--- What you have to do ---
Copy every line of the following data that includes the string "icon".

(Element data from apps and pages)

________________________

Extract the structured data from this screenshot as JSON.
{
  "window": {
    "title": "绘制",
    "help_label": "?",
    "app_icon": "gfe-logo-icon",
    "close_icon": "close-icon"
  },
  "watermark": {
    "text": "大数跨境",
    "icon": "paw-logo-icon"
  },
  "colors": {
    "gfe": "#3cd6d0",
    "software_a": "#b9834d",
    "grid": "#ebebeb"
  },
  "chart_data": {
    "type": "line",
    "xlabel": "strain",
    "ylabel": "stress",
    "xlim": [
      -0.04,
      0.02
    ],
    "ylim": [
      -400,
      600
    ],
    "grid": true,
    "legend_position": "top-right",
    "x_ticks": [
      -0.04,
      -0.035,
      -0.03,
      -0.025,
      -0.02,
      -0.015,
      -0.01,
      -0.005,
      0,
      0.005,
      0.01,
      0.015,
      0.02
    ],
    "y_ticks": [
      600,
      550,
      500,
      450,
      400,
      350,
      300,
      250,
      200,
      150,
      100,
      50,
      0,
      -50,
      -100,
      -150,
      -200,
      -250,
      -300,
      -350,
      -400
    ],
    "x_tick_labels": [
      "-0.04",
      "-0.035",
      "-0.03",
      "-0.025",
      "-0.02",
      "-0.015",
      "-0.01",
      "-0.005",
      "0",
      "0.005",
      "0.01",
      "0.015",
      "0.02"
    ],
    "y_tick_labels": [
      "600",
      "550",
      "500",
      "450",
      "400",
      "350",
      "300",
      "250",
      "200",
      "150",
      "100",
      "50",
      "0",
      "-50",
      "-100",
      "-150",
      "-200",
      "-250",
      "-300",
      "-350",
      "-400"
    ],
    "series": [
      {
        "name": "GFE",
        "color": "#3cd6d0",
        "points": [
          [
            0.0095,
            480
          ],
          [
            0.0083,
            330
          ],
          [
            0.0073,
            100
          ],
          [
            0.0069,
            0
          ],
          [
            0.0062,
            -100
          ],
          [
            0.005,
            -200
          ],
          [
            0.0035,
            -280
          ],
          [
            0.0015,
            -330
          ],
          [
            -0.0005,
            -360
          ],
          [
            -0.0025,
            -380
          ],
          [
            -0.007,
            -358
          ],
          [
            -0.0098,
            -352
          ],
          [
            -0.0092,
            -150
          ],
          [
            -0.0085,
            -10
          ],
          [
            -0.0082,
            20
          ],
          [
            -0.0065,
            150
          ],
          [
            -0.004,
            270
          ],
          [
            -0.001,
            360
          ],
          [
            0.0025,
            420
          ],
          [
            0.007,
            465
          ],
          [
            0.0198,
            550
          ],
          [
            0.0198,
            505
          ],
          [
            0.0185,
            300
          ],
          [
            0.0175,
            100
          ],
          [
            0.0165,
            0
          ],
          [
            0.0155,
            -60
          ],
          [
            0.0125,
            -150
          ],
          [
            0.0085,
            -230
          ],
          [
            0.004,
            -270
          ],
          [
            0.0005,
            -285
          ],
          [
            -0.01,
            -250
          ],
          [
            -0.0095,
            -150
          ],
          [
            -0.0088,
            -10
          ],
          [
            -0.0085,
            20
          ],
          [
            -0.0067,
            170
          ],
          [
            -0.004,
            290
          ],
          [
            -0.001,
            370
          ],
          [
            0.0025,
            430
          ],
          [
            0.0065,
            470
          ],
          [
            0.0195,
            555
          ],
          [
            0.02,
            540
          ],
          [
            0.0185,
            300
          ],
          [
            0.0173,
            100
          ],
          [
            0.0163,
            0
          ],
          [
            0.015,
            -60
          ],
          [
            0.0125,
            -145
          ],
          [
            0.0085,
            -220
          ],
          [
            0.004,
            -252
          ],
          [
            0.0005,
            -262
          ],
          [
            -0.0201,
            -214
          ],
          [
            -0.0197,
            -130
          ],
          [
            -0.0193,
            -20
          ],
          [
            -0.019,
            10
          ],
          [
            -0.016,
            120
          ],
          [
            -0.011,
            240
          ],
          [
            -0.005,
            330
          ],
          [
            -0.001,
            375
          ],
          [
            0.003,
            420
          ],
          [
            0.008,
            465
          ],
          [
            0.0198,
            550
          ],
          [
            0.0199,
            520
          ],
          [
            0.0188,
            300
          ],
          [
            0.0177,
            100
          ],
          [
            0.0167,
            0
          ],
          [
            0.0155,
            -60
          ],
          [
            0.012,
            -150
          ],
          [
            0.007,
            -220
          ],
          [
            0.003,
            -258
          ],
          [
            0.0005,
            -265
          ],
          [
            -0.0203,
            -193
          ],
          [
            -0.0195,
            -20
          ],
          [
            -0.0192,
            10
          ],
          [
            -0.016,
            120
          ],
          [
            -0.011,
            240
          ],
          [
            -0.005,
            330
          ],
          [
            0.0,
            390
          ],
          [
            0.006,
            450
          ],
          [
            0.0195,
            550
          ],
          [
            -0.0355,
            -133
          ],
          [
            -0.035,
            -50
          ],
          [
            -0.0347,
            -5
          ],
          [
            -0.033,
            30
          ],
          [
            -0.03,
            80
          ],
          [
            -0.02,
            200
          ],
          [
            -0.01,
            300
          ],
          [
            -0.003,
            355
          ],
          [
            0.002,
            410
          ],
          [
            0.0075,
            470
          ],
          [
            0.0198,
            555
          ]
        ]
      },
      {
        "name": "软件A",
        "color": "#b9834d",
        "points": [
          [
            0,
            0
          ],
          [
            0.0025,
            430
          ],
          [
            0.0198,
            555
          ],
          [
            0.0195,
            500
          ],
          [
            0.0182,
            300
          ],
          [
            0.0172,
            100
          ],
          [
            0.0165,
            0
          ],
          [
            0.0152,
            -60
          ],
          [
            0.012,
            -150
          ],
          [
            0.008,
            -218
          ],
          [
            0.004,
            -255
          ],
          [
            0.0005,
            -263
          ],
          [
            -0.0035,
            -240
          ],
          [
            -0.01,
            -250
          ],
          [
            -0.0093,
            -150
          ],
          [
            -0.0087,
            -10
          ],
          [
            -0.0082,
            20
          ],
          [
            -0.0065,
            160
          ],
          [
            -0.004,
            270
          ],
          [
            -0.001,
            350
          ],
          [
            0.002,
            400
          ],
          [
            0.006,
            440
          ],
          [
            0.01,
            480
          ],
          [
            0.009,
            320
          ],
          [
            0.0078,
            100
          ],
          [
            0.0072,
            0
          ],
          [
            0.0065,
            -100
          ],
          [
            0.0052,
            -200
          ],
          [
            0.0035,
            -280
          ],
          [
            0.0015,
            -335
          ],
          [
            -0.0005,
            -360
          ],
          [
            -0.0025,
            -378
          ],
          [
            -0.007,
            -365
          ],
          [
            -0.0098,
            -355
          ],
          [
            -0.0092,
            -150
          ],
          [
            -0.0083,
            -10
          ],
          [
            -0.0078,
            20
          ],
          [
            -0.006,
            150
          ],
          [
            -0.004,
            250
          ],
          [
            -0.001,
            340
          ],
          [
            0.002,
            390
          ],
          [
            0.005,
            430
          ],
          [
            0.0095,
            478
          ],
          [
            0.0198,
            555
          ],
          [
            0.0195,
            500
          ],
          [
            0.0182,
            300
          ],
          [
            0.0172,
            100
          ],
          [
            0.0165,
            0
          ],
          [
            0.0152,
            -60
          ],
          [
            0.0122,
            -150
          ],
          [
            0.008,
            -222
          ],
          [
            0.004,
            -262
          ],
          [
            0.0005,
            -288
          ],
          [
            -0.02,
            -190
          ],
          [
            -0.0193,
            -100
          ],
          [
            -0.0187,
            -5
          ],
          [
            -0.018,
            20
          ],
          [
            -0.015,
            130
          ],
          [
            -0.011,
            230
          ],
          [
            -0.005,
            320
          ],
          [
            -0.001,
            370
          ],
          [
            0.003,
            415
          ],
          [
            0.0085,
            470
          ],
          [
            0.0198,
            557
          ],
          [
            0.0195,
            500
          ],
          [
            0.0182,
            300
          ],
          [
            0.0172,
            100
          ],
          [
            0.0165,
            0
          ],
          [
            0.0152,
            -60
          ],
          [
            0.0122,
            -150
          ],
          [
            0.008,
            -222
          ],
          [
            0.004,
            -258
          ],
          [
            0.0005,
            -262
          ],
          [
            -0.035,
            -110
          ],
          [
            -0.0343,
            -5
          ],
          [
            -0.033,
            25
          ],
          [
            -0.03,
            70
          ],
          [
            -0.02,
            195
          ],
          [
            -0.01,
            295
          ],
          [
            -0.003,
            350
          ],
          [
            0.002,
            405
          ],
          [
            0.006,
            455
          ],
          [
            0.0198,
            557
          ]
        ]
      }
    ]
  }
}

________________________

--- Response for this exercise ---
    "app_icon": "gfe-logo-icon",
    "close_icon": "close-icon"
    "icon": "paw-logo-icon"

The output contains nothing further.